To the screech of bagpipes the horde of TMACers entered the not-so-modest domicile of the Lieutenant Governor. Sipping a cranberry sparkling wine I wandered through three floors of history encountering an attractive belle playing a harp, painters painting and a duo playing fiddle music. Everyone was smiling and laughing; Government House overflowed with good cheer.

But the best part was the food! Gourmet culinary stations were sprinkled throughout this formidable manse. Freshly harvested oysters, shucked right before me, slid down my throat. I tried to concentrate — unsuccessfully — on the chat of a striking lady representing Manitoba, or was it Edmonton, or perhaps Montreal, while the tastes of poached lobster topped with caviar cream lingered on my palate. Around each corner awaited scrumptuous gourmet snacks: fresh smoked salmon, succulent crabcakes, bacon-wrapped turkey – all produced locally. Finally, I reached the desert table. Nirvana! Ecstasy! Calories be damned, I dove into the truffles, devouring about ten. Oh yes, the cheesecakes and chocolate tort weren’t bad either.
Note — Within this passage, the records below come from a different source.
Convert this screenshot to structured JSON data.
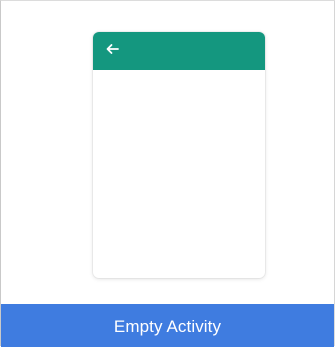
{
  "template": {
    "label": "Empty Activity",
    "selected": true
  },
  "preview": {
    "app_bar_icon": "back-arrow-icon"
  },
  "colors": {
    "app_bar": "#14977f",
    "caption_background": "#3f7ce0",
    "caption_text": "#ffffff",
    "icon": "#ffffff"
  }
}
As the crowd began to thin, Andrew and I headed into the town centre, lured by rumours that a certain pub, the Lunar Rogue, served 400 different whiskeys from around the globe. Soon we were happily sipping a dram washed down by a pint of best bitter, chatting, somewhat incoherently, with the locals.

Stumbling back to the hotel with the moon reflecting from the still waters of the St. John River, I emitted a small belch. A memorable evening indeed.